* EXERCISE *
Return the complete listing exactly as it reads, with each picture removed.

* STUDY MATERIAL *
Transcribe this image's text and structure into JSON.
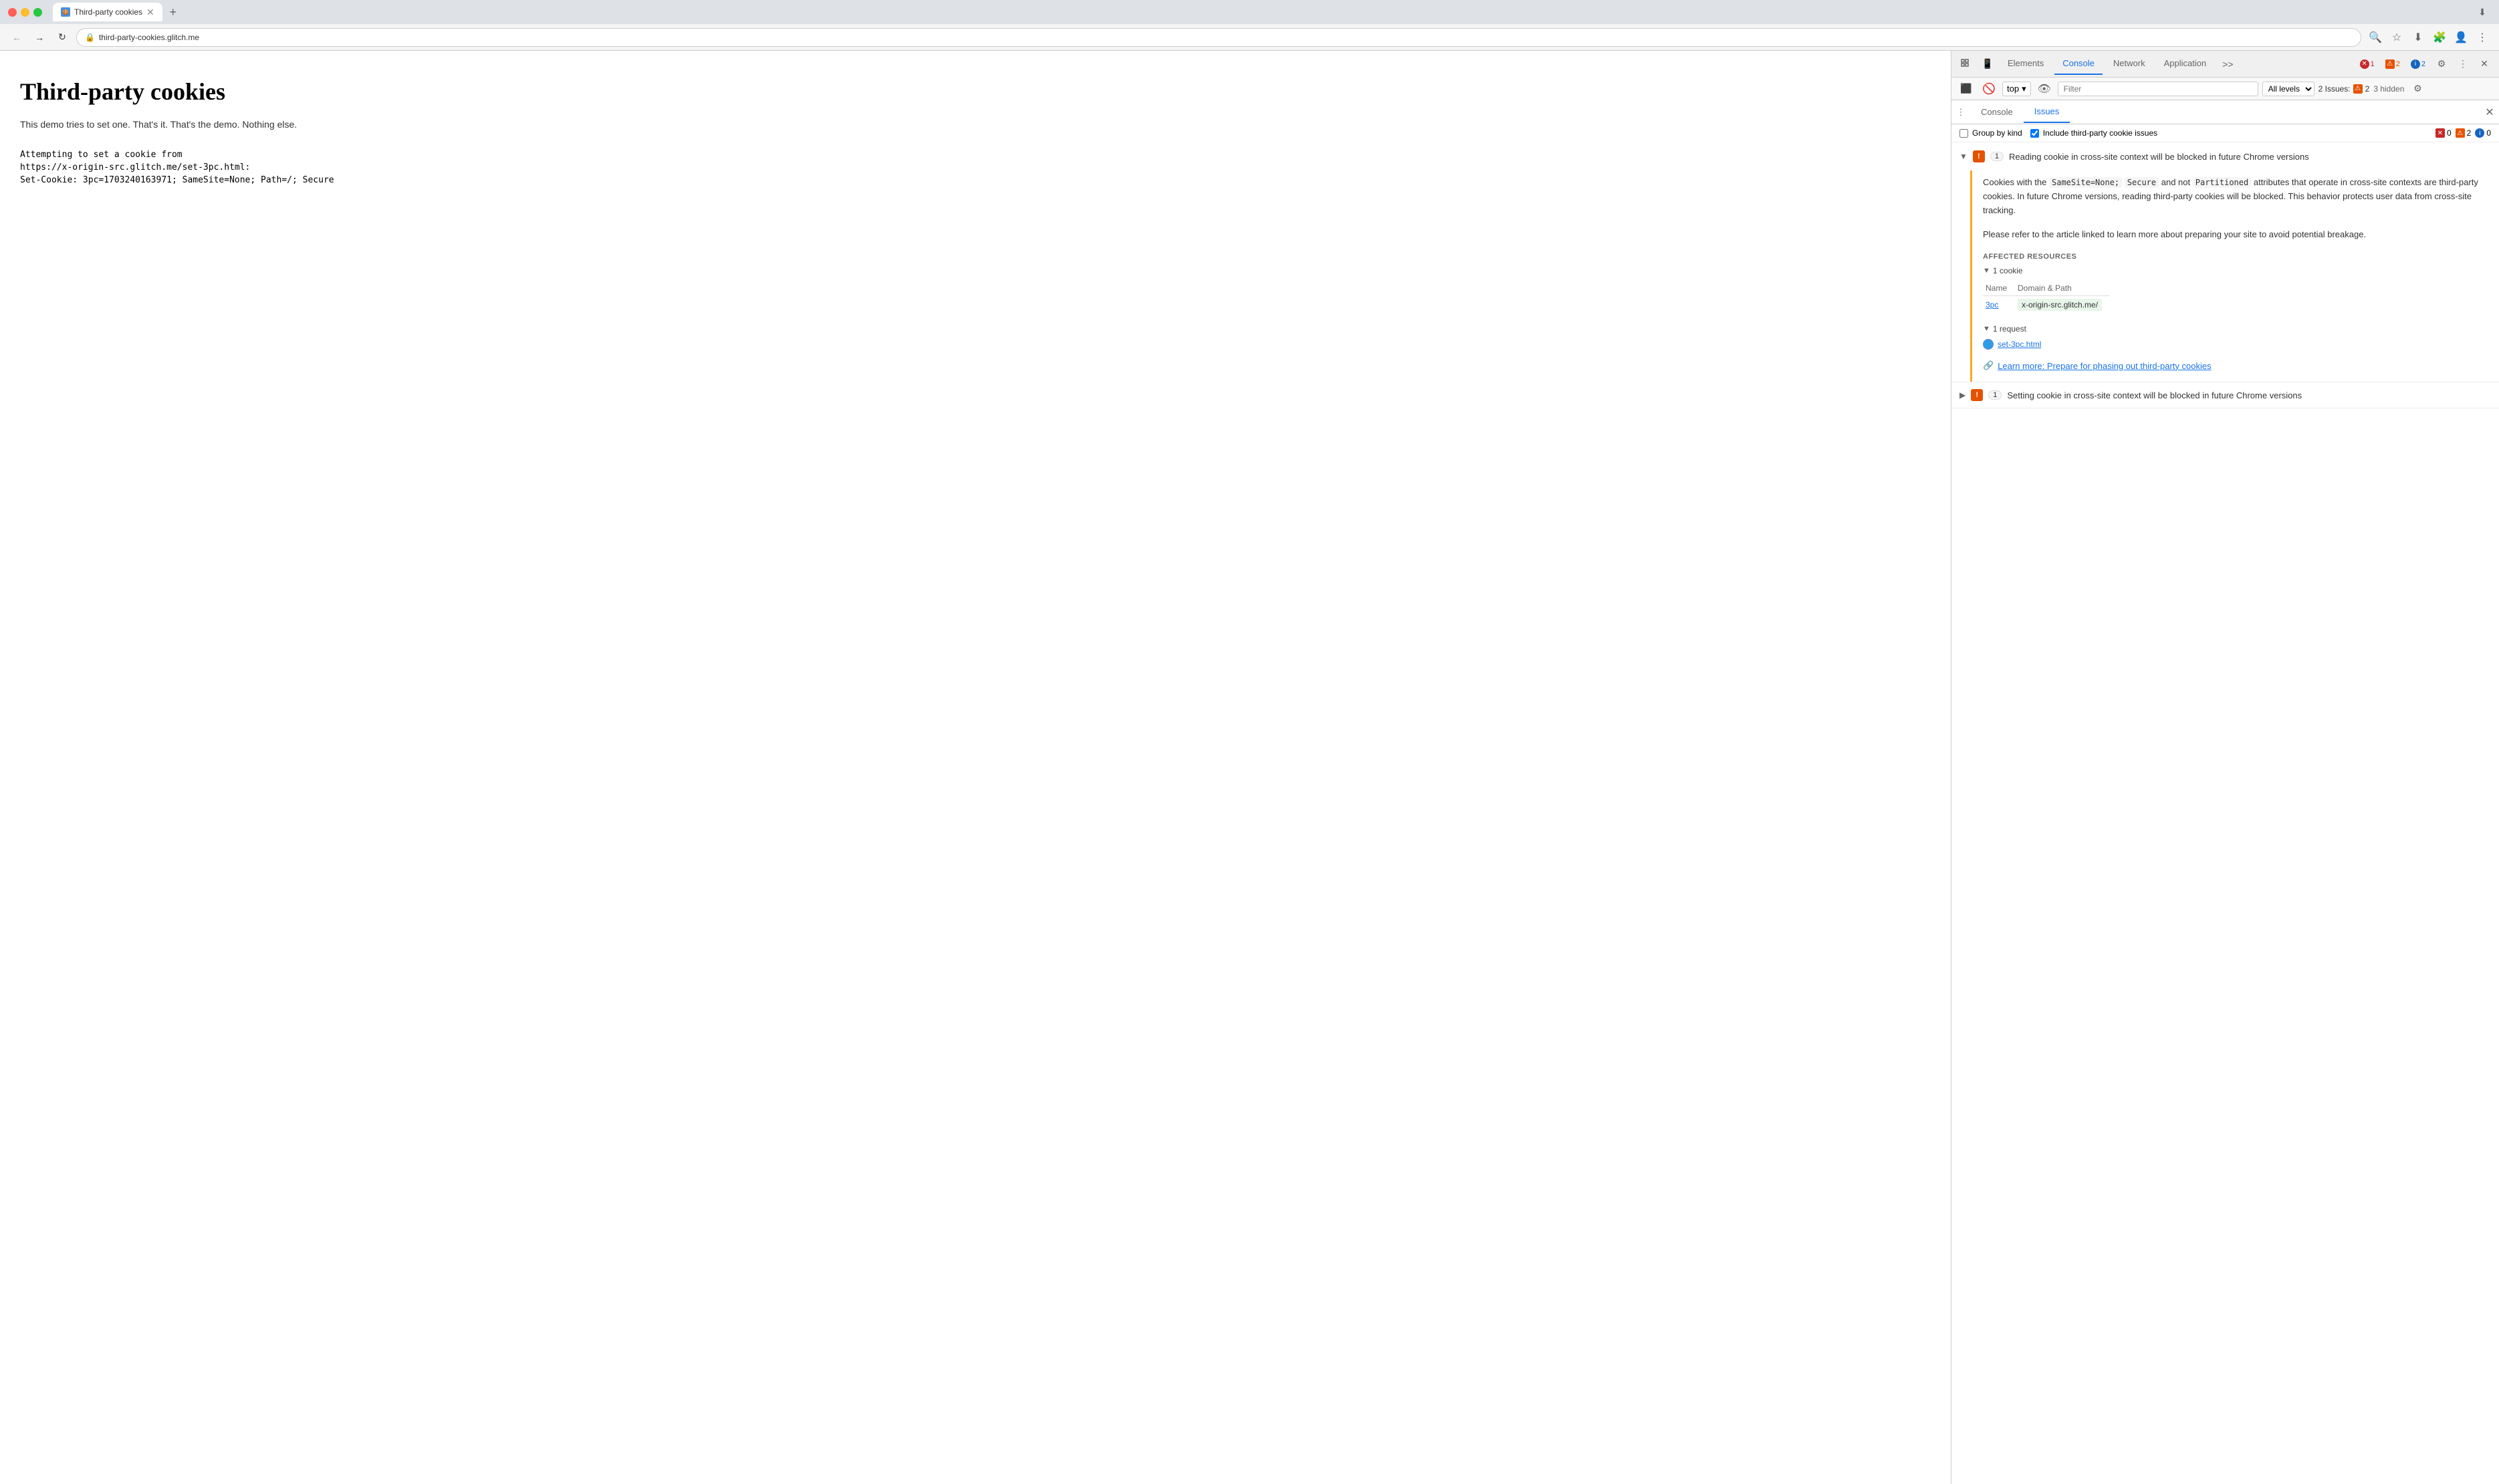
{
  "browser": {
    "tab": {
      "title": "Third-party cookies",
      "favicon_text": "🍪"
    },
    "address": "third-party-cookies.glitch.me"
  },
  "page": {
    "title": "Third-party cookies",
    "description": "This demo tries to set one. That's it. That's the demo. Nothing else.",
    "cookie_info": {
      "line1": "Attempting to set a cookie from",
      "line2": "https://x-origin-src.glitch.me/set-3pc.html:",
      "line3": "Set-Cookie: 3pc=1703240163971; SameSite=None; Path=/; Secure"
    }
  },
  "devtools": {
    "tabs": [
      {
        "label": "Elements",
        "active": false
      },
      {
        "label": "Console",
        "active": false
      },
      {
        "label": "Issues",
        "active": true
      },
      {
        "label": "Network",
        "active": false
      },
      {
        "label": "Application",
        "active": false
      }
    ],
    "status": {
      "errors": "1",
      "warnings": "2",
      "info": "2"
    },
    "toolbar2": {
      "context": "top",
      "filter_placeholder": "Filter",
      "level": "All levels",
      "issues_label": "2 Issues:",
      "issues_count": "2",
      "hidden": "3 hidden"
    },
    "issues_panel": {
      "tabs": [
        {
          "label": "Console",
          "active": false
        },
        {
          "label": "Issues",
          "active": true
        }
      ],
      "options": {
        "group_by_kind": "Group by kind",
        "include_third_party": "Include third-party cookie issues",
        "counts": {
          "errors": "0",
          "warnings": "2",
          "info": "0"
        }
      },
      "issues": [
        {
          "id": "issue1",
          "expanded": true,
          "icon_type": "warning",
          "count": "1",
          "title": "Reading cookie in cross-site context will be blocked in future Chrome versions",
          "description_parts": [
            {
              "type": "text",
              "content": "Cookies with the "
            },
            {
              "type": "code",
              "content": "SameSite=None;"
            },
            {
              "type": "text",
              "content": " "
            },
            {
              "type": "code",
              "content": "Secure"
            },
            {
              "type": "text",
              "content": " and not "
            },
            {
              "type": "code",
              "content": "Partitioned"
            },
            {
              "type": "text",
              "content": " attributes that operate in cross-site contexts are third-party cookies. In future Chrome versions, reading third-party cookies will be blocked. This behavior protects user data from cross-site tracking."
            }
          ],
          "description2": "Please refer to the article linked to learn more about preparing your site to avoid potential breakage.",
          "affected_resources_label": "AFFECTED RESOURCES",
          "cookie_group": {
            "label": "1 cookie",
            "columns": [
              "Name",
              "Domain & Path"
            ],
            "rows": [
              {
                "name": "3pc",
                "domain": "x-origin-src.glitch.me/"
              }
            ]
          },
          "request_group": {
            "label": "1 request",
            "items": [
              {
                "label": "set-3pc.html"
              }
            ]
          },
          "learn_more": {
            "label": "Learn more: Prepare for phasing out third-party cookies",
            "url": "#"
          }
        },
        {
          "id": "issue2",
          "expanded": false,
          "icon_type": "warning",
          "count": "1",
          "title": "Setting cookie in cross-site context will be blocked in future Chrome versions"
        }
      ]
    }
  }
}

* RESPONSE BELOW *
Transcribe this image's text and structure into JSON.
{
  "browser": {
    "tab": {
      "title": "Third-party cookies",
      "favicon_text": "🍪"
    },
    "address": "third-party-cookies.glitch.me"
  },
  "page": {
    "title": "Third-party cookies",
    "description": "This demo tries to set one. That's it. That's the demo. Nothing else.",
    "cookie_info": {
      "line1": "Attempting to set a cookie from",
      "line2": "https://x-origin-src.glitch.me/set-3pc.html:",
      "line3": "Set-Cookie: 3pc=1703240163971; SameSite=None; Path=/; Secure"
    }
  },
  "devtools": {
    "tabs": [
      {
        "label": "Elements",
        "active": false
      },
      {
        "label": "Console",
        "active": false
      },
      {
        "label": "Issues",
        "active": true
      },
      {
        "label": "Network",
        "active": false
      },
      {
        "label": "Application",
        "active": false
      }
    ],
    "status": {
      "errors": "1",
      "warnings": "2",
      "info": "2"
    },
    "toolbar2": {
      "context": "top",
      "filter_placeholder": "Filter",
      "level": "All levels",
      "issues_label": "2 Issues:",
      "issues_count": "2",
      "hidden": "3 hidden"
    },
    "issues_panel": {
      "tabs": [
        {
          "label": "Console",
          "active": false
        },
        {
          "label": "Issues",
          "active": true
        }
      ],
      "options": {
        "group_by_kind": "Group by kind",
        "include_third_party": "Include third-party cookie issues",
        "counts": {
          "errors": "0",
          "warnings": "2",
          "info": "0"
        }
      },
      "issues": [
        {
          "id": "issue1",
          "expanded": true,
          "icon_type": "warning",
          "count": "1",
          "title": "Reading cookie in cross-site context will be blocked in future Chrome versions",
          "description_parts": [
            {
              "type": "text",
              "content": "Cookies with the "
            },
            {
              "type": "code",
              "content": "SameSite=None;"
            },
            {
              "type": "text",
              "content": " "
            },
            {
              "type": "code",
              "content": "Secure"
            },
            {
              "type": "text",
              "content": " and not "
            },
            {
              "type": "code",
              "content": "Partitioned"
            },
            {
              "type": "text",
              "content": " attributes that operate in cross-site contexts are third-party cookies. In future Chrome versions, reading third-party cookies will be blocked. This behavior protects user data from cross-site tracking."
            }
          ],
          "description2": "Please refer to the article linked to learn more about preparing your site to avoid potential breakage.",
          "affected_resources_label": "AFFECTED RESOURCES",
          "cookie_group": {
            "label": "1 cookie",
            "columns": [
              "Name",
              "Domain & Path"
            ],
            "rows": [
              {
                "name": "3pc",
                "domain": "x-origin-src.glitch.me/"
              }
            ]
          },
          "request_group": {
            "label": "1 request",
            "items": [
              {
                "label": "set-3pc.html"
              }
            ]
          },
          "learn_more": {
            "label": "Learn more: Prepare for phasing out third-party cookies",
            "url": "#"
          }
        },
        {
          "id": "issue2",
          "expanded": false,
          "icon_type": "warning",
          "count": "1",
          "title": "Setting cookie in cross-site context will be blocked in future Chrome versions"
        }
      ]
    }
  }
}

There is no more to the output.